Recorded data

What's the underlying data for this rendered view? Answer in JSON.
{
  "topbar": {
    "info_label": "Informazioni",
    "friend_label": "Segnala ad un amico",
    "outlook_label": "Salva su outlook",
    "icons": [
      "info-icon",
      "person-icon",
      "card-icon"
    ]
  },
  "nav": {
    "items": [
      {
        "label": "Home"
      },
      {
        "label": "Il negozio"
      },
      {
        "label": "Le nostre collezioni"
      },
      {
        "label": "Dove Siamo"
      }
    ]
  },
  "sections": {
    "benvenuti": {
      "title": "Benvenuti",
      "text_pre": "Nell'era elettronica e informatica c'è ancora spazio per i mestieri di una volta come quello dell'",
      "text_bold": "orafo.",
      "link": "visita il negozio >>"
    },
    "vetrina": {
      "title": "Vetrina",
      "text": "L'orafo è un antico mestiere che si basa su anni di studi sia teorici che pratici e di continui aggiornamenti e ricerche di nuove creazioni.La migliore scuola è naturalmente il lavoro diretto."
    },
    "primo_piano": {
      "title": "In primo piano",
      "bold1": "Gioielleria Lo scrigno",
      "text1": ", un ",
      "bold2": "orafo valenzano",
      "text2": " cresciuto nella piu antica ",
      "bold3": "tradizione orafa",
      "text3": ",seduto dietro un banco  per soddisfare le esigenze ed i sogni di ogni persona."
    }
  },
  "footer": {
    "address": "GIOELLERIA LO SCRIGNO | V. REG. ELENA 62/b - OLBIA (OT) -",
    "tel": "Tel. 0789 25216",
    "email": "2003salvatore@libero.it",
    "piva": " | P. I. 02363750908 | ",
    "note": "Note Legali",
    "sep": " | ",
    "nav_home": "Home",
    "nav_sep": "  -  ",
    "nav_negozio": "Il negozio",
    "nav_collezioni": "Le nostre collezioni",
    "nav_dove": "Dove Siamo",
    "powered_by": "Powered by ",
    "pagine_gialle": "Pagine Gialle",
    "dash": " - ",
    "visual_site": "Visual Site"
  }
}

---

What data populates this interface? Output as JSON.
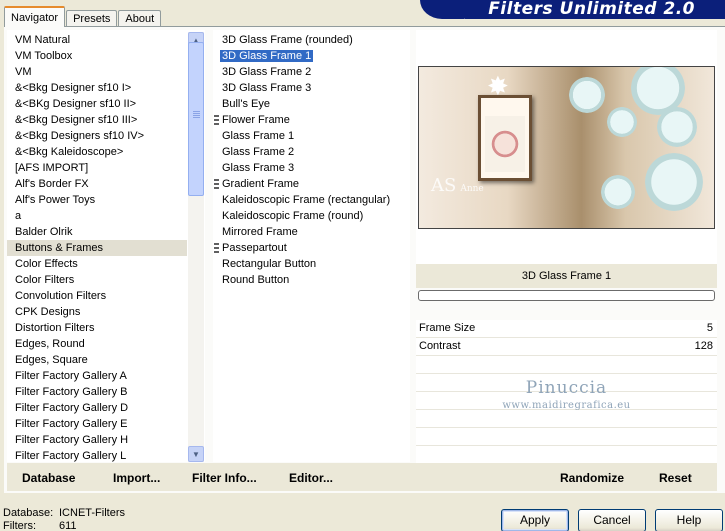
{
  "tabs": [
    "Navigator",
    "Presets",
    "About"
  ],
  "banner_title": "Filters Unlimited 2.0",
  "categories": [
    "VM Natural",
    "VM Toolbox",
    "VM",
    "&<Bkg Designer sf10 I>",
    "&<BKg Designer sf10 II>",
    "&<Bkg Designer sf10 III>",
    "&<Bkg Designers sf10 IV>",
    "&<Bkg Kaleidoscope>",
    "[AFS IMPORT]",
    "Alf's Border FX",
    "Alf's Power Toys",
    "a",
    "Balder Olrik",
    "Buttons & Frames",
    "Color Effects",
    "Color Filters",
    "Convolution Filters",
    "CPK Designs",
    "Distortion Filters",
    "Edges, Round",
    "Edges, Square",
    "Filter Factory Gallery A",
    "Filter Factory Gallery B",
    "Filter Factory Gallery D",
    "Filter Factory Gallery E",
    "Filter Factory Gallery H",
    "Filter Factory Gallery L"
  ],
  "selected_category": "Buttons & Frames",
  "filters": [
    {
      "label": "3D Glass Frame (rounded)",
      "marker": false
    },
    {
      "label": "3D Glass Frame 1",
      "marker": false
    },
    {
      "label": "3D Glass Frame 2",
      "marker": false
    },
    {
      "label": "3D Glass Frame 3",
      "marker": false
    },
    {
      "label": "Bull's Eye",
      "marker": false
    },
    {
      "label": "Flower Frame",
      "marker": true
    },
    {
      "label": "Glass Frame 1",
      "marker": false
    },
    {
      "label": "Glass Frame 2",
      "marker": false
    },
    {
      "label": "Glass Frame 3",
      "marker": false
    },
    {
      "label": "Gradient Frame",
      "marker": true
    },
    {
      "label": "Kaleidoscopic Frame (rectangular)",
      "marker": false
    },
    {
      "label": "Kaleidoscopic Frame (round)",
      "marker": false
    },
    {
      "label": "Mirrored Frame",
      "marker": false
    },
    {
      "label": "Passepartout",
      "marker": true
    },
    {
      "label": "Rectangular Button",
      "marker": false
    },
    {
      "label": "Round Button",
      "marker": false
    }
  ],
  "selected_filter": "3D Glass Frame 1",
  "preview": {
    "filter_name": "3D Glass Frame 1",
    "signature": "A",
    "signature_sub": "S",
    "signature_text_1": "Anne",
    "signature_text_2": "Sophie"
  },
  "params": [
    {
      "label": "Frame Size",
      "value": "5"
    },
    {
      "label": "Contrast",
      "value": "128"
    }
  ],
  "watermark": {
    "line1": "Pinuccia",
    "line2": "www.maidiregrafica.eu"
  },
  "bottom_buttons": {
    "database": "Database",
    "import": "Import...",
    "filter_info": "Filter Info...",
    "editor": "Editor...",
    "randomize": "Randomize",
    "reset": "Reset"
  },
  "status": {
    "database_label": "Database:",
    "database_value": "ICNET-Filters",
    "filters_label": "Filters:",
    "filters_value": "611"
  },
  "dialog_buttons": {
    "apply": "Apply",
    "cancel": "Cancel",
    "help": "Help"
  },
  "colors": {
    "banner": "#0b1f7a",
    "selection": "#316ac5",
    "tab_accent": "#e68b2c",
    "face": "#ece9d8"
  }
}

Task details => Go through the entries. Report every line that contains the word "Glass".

Solution to this problem =>
      "label": "3D Glass Frame (rounded)",
      "label": "3D Glass Frame 1",
      "label": "3D Glass Frame 2",
      "label": "3D Glass Frame 3",
      "label": "Glass Frame 1",
      "label": "Glass Frame 2",
      "label": "Glass Frame 3",
  "selected_filter": "3D Glass Frame 1",
    "filter_name": "3D Glass Frame 1",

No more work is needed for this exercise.